From CBC's Elliotte Friedman after talking to Mike Murphy from the NHL
"[Referee Mike] Leggo waves it off when the puck hits the post and starts to come to the net as a scramble develops. [In the NHL's video review room in Toronto] we're still looking at the puck off the post, then see the play with Leggo approaching net, putting the whistle in his mouth and he waves aggressively.
"The optics would have been better if we got him to put on the headset and asked what he was seeing... We spoke after the game, I told him it did go in, we probably would get some pushback and should have gotten him over [to the headset] for the optics of the review."
Interestingly, the review would have happened before the league office actually knew the puck was in the net. It's not uncommon to review shots off the post or wild scrambles near the line, but like San Jose's broadcast team (Buffalo's didn't show it), Murphy and his mates didn't realize it was a goal until after play resumed. A goal cannot count in that situation.
Despite all this, Murphy is adamant it was the right call under Rule 78.5.
"Had we called a goal against Buffalo it would have been wrong, because it shouldn't have been a goal," he said. "We should have done the headsets, because any controversy would have died. This type of play is not a rarity."
Now from me..

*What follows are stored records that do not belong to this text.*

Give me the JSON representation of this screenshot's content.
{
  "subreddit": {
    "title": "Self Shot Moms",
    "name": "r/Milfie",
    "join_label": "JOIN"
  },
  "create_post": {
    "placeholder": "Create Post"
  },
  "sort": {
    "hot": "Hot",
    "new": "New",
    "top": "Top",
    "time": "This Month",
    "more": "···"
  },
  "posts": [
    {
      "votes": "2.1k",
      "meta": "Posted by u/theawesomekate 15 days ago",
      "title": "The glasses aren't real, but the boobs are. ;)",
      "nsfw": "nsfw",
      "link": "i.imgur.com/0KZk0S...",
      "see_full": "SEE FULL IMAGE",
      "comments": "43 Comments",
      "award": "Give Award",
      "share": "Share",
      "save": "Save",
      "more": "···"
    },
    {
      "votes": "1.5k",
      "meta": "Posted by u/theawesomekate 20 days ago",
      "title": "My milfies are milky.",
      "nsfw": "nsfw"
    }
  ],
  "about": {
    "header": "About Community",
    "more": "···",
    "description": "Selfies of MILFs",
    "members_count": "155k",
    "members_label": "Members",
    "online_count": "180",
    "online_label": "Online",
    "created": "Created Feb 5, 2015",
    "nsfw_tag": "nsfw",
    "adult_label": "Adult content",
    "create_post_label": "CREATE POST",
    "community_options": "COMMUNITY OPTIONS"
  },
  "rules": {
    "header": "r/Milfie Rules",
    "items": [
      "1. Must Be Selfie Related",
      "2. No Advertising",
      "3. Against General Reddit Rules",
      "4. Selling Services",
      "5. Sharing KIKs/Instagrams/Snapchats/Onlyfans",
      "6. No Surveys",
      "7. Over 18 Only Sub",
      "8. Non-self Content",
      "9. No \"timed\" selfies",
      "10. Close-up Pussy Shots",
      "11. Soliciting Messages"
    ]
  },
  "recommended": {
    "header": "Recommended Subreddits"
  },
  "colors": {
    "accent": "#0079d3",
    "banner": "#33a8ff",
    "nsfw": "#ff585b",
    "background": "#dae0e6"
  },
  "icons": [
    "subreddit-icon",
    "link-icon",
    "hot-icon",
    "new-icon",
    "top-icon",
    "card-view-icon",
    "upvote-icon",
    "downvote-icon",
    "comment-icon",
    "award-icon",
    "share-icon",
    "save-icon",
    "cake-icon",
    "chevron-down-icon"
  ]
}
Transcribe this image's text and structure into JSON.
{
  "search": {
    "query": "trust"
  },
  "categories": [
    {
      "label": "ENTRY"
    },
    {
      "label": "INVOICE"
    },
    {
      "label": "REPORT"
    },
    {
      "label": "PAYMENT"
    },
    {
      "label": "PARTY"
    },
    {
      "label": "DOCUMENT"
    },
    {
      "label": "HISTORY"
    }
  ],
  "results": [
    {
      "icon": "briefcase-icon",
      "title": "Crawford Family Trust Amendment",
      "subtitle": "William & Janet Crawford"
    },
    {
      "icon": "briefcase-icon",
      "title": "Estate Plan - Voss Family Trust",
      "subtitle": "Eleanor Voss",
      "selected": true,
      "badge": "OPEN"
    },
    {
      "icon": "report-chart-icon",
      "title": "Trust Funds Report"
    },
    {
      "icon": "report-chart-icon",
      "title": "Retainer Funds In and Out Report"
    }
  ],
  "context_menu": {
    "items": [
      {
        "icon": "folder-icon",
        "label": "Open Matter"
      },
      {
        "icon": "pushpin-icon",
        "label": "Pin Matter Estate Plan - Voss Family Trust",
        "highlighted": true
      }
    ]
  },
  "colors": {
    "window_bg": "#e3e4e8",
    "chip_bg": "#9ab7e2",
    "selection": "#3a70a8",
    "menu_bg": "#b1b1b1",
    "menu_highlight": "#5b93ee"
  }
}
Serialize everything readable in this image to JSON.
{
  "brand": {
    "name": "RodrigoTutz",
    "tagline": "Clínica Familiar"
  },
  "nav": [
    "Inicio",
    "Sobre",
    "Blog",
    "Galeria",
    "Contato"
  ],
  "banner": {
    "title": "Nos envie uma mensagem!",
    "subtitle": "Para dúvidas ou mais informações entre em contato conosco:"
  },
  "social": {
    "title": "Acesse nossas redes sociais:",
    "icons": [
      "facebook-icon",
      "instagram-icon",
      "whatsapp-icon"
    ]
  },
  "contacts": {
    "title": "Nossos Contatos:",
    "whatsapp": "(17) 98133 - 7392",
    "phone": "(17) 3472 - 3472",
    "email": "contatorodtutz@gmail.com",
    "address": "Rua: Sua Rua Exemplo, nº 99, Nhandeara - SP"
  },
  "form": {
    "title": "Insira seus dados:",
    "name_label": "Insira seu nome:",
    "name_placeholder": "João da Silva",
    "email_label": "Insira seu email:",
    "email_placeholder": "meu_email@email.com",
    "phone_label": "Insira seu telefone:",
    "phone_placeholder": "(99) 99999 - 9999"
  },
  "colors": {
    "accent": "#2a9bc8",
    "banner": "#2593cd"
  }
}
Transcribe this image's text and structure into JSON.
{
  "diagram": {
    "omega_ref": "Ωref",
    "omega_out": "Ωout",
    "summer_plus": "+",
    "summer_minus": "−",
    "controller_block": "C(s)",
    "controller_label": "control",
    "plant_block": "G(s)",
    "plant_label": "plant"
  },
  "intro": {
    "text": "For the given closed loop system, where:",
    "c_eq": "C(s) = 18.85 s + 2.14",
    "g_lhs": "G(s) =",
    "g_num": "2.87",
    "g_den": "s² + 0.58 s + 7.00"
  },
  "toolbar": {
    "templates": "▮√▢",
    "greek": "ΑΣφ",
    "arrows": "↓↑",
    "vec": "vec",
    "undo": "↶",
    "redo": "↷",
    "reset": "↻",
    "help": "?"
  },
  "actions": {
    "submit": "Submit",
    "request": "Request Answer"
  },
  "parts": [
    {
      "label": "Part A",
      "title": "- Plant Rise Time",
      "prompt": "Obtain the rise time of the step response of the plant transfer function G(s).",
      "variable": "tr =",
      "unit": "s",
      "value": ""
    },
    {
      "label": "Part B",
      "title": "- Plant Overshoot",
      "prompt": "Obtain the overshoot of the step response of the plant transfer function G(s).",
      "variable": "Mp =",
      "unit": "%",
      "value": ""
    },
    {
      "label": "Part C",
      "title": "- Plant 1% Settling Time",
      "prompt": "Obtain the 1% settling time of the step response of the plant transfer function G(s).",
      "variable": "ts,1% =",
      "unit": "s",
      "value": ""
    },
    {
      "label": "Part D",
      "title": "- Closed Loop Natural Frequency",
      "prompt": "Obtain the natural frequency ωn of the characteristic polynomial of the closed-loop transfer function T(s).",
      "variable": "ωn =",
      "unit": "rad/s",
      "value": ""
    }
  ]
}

...you see Rule 78.5 states a goal shall be disallowed when,
(xii) When the Referee deems the play has been stopped, even if he had not physically had the opportunity to stop play by blowing the whistle.
The whole "well I meant to or I was intending to blow the whistle."
The NHL's version of a Cover Your .. Well you know.
Mike Murphy's explanation of Mike Leggo's reasons for not calling a call that should have counted doesn't come close to what I saw, but 10 people can watch a play and come up with 10 different versions of the event.
However one time I would love the NHL to "own it". Just one time admitting that they booted the call.